In 1954 the family home was sold to make way for the new freeway going through town and Johnson smiles at the memory of his mother being adamant that she was packing up the family and moving to California even though her husband offered to build her a new house in Minot.
"Man, we were like the Beverly Hillbillies when we moved out to California in '54 … and it was shortly after that that I saw my first sand dune over in Arizona."
Johnson estimates he has been coming to the Imperial Sand Dunes for more than 30 years and while he and Mookie are now on the road full-time "chasing the dunes" wherever they exist in the U.S., he concedes the Imperial dunes are his favorite.
"If you guys didn't have summer out here, I reckon I could be content just staying here forever," he says, shuddering at the thought of the high summer temperatures in this part of the world.
In a typical year he will spend time in Washington, Oregon, Utah, Idaho and California and usually ships out from the Imperial Valley in late April to "beat the heat."
When he sold his house in El Cajon in 1996, he sold off all of the stuff that typically goes into keeping house and raising a family, only keeping his life memories, 200 pounds of photos to be exact, in large boxes in the back of his trailer.
Then a couple years ago he got to thinking the photos were useless in storage boxes, so arming himself with a heavy duty staple gun one night, he started wallpapering the interior of the trailer with photos.
Mookie at his heels, Johnson moves around the trailer pointing out aging black and white photos of the farm back in North Dakota, a faded and curling snapshot of his beloved first dog, a border collie named Shep, and photos of himself serving with the U.S. Army in France in the mid-1950s.
He points out a photo of a close friend who served in Vietnam and was wounded three times.
"They had him so drugged up with painkillers in the hospital because of those injuries that he realized he had to get clean … so my friend got himself an old Plymouth and drove from here clear down to Mazatlan in Mexico and lived in a hut with a woman for five years.

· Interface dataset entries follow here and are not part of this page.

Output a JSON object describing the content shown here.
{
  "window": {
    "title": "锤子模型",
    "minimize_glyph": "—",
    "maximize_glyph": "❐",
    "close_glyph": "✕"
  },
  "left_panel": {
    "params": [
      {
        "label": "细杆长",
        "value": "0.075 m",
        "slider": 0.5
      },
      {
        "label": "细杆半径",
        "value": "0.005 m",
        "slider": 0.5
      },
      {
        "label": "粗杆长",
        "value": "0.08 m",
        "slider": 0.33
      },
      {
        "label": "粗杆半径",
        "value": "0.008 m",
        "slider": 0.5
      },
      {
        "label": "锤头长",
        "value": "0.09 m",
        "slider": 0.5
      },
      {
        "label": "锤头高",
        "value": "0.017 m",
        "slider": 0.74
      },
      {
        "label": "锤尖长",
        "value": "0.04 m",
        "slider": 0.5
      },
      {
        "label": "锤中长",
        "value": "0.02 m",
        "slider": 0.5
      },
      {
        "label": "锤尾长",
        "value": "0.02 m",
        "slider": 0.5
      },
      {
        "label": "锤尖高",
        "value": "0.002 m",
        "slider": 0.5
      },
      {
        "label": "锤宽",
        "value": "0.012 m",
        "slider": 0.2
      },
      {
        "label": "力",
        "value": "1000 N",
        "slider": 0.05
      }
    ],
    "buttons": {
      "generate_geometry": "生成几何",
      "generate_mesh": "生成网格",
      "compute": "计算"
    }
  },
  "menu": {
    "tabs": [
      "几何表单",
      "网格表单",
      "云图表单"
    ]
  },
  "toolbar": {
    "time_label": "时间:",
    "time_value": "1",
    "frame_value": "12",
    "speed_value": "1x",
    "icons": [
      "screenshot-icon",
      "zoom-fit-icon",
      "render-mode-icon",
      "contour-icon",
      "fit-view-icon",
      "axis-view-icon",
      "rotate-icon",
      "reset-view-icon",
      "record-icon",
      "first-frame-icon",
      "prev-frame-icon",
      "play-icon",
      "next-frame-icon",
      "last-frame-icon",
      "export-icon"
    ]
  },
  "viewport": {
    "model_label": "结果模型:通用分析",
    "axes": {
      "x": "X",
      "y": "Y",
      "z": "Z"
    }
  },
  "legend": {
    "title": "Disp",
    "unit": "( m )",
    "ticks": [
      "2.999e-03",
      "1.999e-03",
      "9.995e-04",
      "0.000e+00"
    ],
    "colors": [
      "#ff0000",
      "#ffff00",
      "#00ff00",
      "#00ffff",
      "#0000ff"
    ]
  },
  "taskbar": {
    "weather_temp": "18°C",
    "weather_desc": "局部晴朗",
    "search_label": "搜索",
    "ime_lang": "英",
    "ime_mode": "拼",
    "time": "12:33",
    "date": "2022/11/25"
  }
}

All he did was fish and he said it was paradise."
Johnson admits sheepishly to not being a survivalist to the degree his friend was.
"I kind of like having a good life-support system," he said pointing to his RV. "And I can ring the Schwann's delivery man in Yuma and he brings me food right out to my rig here in the dunes."
His voice softens perceptively as he moves over to a section of photos where a picture of an attractive and easy smiling woman stands out from the rest.
"That's Janice," he says quietly, running a finger gently over her photo.
Stroking Mookie in an absentminded fashion and his voice breaking at times, Johnson described how he and Janice were childhood sweethearts who married in 1959 when he was not quite 20 and she was barely 15.
"She was my soul mate and together we raised four daughters."
Smiling, he related, "Having four girls and a station wagon in which there was total silence for 200 miles when we went on family trips was all because of Janice. I wasn't much of a disciplinarian but Janice sure knew how to deal with things."
Janice died in 1977 of pancreatic cancer.